# Goal of the exercise
Could you reproduce all of the following entries exactly?

-- Material shown follows --

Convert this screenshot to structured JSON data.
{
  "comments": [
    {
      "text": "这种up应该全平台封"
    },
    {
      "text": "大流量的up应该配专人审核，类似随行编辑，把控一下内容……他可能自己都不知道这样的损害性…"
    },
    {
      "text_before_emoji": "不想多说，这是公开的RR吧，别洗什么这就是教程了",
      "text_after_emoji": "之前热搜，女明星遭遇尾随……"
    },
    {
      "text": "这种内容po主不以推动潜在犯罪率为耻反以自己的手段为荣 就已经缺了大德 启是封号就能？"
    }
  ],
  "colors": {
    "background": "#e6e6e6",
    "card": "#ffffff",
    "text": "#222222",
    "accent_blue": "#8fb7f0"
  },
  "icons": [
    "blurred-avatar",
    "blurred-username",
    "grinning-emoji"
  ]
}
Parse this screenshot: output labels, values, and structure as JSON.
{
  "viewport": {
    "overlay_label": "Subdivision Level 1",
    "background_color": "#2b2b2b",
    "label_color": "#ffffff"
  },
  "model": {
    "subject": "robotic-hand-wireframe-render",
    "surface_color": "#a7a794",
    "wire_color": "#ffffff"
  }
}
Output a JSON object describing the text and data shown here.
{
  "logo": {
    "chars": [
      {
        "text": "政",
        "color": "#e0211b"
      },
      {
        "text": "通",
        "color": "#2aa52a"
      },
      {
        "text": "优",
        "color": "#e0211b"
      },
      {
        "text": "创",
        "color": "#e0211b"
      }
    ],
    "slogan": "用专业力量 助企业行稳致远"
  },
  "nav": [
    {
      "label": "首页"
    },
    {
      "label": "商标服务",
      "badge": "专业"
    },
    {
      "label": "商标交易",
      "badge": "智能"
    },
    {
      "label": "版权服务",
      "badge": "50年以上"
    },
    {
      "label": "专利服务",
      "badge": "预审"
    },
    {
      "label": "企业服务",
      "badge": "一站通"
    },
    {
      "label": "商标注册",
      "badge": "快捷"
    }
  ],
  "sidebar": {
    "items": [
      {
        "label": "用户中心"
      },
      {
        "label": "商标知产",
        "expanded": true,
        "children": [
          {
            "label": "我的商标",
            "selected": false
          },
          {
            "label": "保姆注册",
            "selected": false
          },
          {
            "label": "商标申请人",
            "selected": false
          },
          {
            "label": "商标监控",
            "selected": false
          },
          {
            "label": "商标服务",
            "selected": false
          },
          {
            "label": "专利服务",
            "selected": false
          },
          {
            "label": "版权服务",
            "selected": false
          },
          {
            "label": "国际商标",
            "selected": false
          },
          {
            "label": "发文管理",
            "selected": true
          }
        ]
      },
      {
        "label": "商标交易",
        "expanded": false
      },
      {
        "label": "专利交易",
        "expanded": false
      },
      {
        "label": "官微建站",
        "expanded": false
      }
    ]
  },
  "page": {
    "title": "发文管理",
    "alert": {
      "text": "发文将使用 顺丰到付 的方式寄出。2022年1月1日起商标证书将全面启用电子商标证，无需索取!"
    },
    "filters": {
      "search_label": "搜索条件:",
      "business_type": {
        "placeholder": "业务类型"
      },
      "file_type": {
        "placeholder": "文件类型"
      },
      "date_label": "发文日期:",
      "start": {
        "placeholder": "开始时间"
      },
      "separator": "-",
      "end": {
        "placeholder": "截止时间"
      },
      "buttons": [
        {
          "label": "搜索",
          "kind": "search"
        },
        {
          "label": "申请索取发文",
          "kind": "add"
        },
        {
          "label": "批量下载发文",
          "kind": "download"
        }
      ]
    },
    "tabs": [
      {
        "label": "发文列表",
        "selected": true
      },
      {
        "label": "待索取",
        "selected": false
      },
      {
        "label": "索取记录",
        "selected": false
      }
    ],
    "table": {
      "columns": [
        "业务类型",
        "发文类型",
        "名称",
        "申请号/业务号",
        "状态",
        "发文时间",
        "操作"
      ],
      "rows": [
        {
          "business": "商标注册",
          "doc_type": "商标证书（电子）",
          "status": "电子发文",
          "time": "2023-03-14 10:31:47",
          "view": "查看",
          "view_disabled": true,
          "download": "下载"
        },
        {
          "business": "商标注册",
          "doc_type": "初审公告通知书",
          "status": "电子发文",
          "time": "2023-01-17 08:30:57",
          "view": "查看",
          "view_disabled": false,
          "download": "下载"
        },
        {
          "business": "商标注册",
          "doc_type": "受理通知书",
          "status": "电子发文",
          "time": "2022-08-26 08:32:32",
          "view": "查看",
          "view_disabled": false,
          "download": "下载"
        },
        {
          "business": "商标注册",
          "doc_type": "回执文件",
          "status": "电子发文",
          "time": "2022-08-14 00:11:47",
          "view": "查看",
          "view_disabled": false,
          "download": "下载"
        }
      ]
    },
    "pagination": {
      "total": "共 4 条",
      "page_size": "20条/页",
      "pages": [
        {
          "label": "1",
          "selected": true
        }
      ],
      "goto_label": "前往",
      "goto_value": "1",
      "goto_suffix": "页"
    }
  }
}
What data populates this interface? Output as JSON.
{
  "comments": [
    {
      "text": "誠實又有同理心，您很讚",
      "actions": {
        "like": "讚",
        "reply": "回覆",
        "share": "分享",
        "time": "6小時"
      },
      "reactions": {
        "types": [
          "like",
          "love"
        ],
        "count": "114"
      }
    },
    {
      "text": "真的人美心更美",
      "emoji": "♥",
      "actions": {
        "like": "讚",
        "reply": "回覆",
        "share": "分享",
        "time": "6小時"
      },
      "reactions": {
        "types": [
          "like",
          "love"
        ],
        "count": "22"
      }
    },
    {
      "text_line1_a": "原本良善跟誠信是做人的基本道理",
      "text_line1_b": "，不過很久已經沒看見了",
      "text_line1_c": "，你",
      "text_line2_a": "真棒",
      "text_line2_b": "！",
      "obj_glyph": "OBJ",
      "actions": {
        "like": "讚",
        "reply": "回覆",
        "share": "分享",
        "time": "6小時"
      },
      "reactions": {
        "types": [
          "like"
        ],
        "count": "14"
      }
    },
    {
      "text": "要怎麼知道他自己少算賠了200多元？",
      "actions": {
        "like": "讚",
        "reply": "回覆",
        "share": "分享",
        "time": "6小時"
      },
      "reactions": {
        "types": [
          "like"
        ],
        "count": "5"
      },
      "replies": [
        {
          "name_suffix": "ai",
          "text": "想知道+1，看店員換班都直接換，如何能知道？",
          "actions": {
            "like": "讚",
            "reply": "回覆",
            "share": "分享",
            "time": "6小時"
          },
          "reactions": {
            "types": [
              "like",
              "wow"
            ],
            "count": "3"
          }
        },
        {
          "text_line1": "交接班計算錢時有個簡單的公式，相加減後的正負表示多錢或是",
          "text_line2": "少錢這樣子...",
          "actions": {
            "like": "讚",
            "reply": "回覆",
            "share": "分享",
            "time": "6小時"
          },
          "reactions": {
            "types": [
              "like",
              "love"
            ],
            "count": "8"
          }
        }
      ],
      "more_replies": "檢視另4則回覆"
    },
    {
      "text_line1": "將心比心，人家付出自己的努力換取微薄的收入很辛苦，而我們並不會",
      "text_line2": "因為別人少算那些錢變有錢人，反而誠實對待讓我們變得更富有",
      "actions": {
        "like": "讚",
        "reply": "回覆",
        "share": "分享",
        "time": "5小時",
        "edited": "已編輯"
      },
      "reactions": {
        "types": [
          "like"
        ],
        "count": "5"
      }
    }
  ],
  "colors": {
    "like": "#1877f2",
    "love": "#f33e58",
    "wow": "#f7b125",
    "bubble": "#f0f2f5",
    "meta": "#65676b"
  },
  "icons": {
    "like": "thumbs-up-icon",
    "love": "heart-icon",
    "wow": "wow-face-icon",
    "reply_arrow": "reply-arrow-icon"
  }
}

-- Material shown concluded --

# Finished task
Convert this screenshot to structured JSON data.
{
  "comments": [
    {
      "text": "这种up应该全平台封"
    },
    {
      "text": "大流量的up应该配专人审核，类似随行编辑，把控一下内容……他可能自己都不知道这样的损害性…"
    },
    {
      "text_before_emoji": "不想多说，这是公开的RR吧，别洗什么这就是教程了",
      "text_after_emoji": "之前热搜，女明星遭遇尾随……"
    },
    {
      "text": "这种内容po主不以推动潜在犯罪率为耻反以自己的手段为荣 就已经缺了大德 启是封号就能？"
    }
  ],
  "colors": {
    "background": "#e6e6e6",
    "card": "#ffffff",
    "text": "#222222",
    "accent_blue": "#8fb7f0"
  },
  "icons": [
    "blurred-avatar",
    "blurred-username",
    "grinning-emoji"
  ]
}
Parse this screenshot: output labels, values, and structure as JSON.
{
  "viewport": {
    "overlay_label": "Subdivision Level 1",
    "background_color": "#2b2b2b",
    "label_color": "#ffffff"
  },
  "model": {
    "subject": "robotic-hand-wireframe-render",
    "surface_color": "#a7a794",
    "wire_color": "#ffffff"
  }
}
Output a JSON object describing the text and data shown here.
{
  "logo": {
    "chars": [
      {
        "text": "政",
        "color": "#e0211b"
      },
      {
        "text": "通",
        "color": "#2aa52a"
      },
      {
        "text": "优",
        "color": "#e0211b"
      },
      {
        "text": "创",
        "color": "#e0211b"
      }
    ],
    "slogan": "用专业力量 助企业行稳致远"
  },
  "nav": [
    {
      "label": "首页"
    },
    {
      "label": "商标服务",
      "badge": "专业"
    },
    {
      "label": "商标交易",
      "badge": "智能"
    },
    {
      "label": "版权服务",
      "badge": "50年以上"
    },
    {
      "label": "专利服务",
      "badge": "预审"
    },
    {
      "label": "企业服务",
      "badge": "一站通"
    },
    {
      "label": "商标注册",
      "badge": "快捷"
    }
  ],
  "sidebar": {
    "items": [
      {
        "label": "用户中心"
      },
      {
        "label": "商标知产",
        "expanded": true,
        "children": [
          {
            "label": "我的商标",
            "selected": false
          },
          {
            "label": "保姆注册",
            "selected": false
          },
          {
            "label": "商标申请人",
            "selected": false
          },
          {
            "label": "商标监控",
            "selected": false
          },
          {
            "label": "商标服务",
            "selected": false
          },
          {
            "label": "专利服务",
            "selected": false
          },
          {
            "label": "版权服务",
            "selected": false
          },
          {
            "label": "国际商标",
            "selected": false
          },
          {
            "label": "发文管理",
            "selected": true
          }
        ]
      },
      {
        "label": "商标交易",
        "expanded": false
      },
      {
        "label": "专利交易",
        "expanded": false
      },
      {
        "label": "官微建站",
        "expanded": false
      }
    ]
  },
  "page": {
    "title": "发文管理",
    "alert": {
      "text": "发文将使用 顺丰到付 的方式寄出。2022年1月1日起商标证书将全面启用电子商标证，无需索取!"
    },
    "filters": {
      "search_label": "搜索条件:",
      "business_type": {
        "placeholder": "业务类型"
      },
      "file_type": {
        "placeholder": "文件类型"
      },
      "date_label": "发文日期:",
      "start": {
        "placeholder": "开始时间"
      },
      "separator": "-",
      "end": {
        "placeholder": "截止时间"
      },
      "buttons": [
        {
          "label": "搜索",
          "kind": "search"
        },
        {
          "label": "申请索取发文",
          "kind": "add"
        },
        {
          "label": "批量下载发文",
          "kind": "download"
        }
      ]
    },
    "tabs": [
      {
        "label": "发文列表",
        "selected": true
      },
      {
        "label": "待索取",
        "selected": false
      },
      {
        "label": "索取记录",
        "selected": false
      }
    ],
    "table": {
      "columns": [
        "业务类型",
        "发文类型",
        "名称",
        "申请号/业务号",
        "状态",
        "发文时间",
        "操作"
      ],
      "rows": [
        {
          "business": "商标注册",
          "doc_type": "商标证书（电子）",
          "status": "电子发文",
          "time": "2023-03-14 10:31:47",
          "view": "查看",
          "view_disabled": true,
          "download": "下载"
        },
        {
          "business": "商标注册",
          "doc_type": "初审公告通知书",
          "status": "电子发文",
          "time": "2023-01-17 08:30:57",
          "view": "查看",
          "view_disabled": false,
          "download": "下载"
        },
        {
          "business": "商标注册",
          "doc_type": "受理通知书",
          "status": "电子发文",
          "time": "2022-08-26 08:32:32",
          "view": "查看",
          "view_disabled": false,
          "download": "下载"
        },
        {
          "business": "商标注册",
          "doc_type": "回执文件",
          "status": "电子发文",
          "time": "2022-08-14 00:11:47",
          "view": "查看",
          "view_disabled": false,
          "download": "下载"
        }
      ]
    },
    "pagination": {
      "total": "共 4 条",
      "page_size": "20条/页",
      "pages": [
        {
          "label": "1",
          "selected": true
        }
      ],
      "goto_label": "前往",
      "goto_value": "1",
      "goto_suffix": "页"
    }
  }
}
What data populates this interface? Output as JSON.
{
  "comments": [
    {
      "text": "誠實又有同理心，您很讚",
      "actions": {
        "like": "讚",
        "reply": "回覆",
        "share": "分享",
        "time": "6小時"
      },
      "reactions": {
        "types": [
          "like",
          "love"
        ],
        "count": "114"
      }
    },
    {
      "text": "真的人美心更美",
      "emoji": "♥",
      "actions": {
        "like": "讚",
        "reply": "回覆",
        "share": "分享",
        "time": "6小時"
      },
      "reactions": {
        "types": [
          "like",
          "love"
        ],
        "count": "22"
      }
    },
    {
      "text_line1_a": "原本良善跟誠信是做人的基本道理",
      "text_line1_b": "，不過很久已經沒看見了",
      "text_line1_c": "，你",
      "text_line2_a": "真棒",
      "text_line2_b": "！",
      "obj_glyph": "OBJ",
      "actions": {
        "like": "讚",
        "reply": "回覆",
        "share": "分享",
        "time": "6小時"
      },
      "reactions": {
        "types": [
          "like"
        ],
        "count": "14"
      }
    },
    {
      "text": "要怎麼知道他自己少算賠了200多元？",
      "actions": {
        "like": "讚",
        "reply": "回覆",
        "share": "分享",
        "time": "6小時"
      },
      "reactions": {
        "types": [
          "like"
        ],
        "count": "5"
      },
      "replies": [
        {
          "name_suffix": "ai",
          "text": "想知道+1，看店員換班都直接換，如何能知道？",
          "actions": {
            "like": "讚",
            "reply": "回覆",
            "share": "分享",
            "time": "6小時"
          },
          "reactions": {
            "types": [
              "like",
              "wow"
            ],
            "count": "3"
          }
        },
        {
          "text_line1": "交接班計算錢時有個簡單的公式，相加減後的正負表示多錢或是",
          "text_line2": "少錢這樣子...",
          "actions": {
            "like": "讚",
            "reply": "回覆",
            "share": "分享",
            "time": "6小時"
          },
          "reactions": {
            "types": [
              "like",
              "love"
            ],
            "count": "8"
          }
        }
      ],
      "more_replies": "檢視另4則回覆"
    },
    {
      "text_line1": "將心比心，人家付出自己的努力換取微薄的收入很辛苦，而我們並不會",
      "text_line2": "因為別人少算那些錢變有錢人，反而誠實對待讓我們變得更富有",
      "actions": {
        "like": "讚",
        "reply": "回覆",
        "share": "分享",
        "time": "5小時",
        "edited": "已編輯"
      },
      "reactions": {
        "types": [
          "like"
        ],
        "count": "5"
      }
    }
  ],
  "colors": {
    "like": "#1877f2",
    "love": "#f33e58",
    "wow": "#f7b125",
    "bubble": "#f0f2f5",
    "meta": "#65676b"
  },
  "icons": {
    "like": "thumbs-up-icon",
    "love": "heart-icon",
    "wow": "wow-face-icon",
    "reply_arrow": "reply-arrow-icon"
  }
}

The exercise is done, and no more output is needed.